• [Work instructions]: Only lines with the string "search" should be returned from the data below.

• [Information supplied]:

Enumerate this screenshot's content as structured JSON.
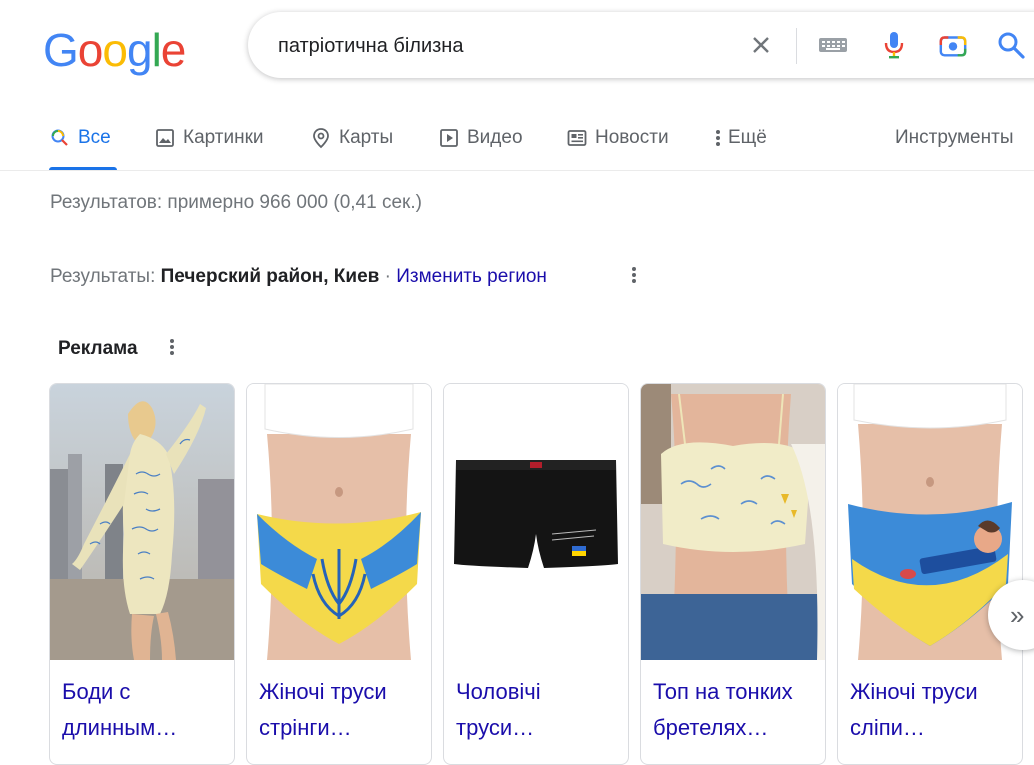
{
  "logo": {
    "letters": [
      "G",
      "o",
      "o",
      "g",
      "l",
      "e"
    ],
    "colors": [
      "#4285f4",
      "#ea4335",
      "#fbbc05",
      "#4285f4",
      "#34a853",
      "#ea4335"
    ]
  },
  "search": {
    "query": "патріотична білизна",
    "icons": [
      "close-icon",
      "keyboard-icon",
      "mic-icon",
      "camera-icon",
      "search-icon"
    ]
  },
  "tabs": [
    {
      "label": "Все",
      "icon": "search-icon",
      "active": true
    },
    {
      "label": "Картинки",
      "icon": "image-icon"
    },
    {
      "label": "Карты",
      "icon": "map-pin-icon"
    },
    {
      "label": "Видео",
      "icon": "play-icon"
    },
    {
      "label": "Новости",
      "icon": "news-icon"
    },
    {
      "label": "Ещё",
      "icon": "more-vert-icon"
    }
  ],
  "tools_label": "Инструменты",
  "stats": "Результатов: примерно 966 000 (0,41 сек.)",
  "region": {
    "prefix": "Результаты: ",
    "location": "Печерский район, Киев",
    "separator": " · ",
    "change_link": "Изменить регион"
  },
  "ads": {
    "label": "Реклама",
    "products": [
      {
        "title_line1": "Боди с",
        "title_line2": "длинным…"
      },
      {
        "title_line1": "Жіночі труси",
        "title_line2": "стрінги…"
      },
      {
        "title_line1": "Чоловічі",
        "title_line2": "труси…"
      },
      {
        "title_line1": "Топ на тонких",
        "title_line2": "бретелях…"
      },
      {
        "title_line1": "Жіночі труси",
        "title_line2": "сліпи…"
      }
    ]
  },
  "next_label": "»"
}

• [Answer section]:
  "search": {
      "search-icon"
      "icon": "search-icon",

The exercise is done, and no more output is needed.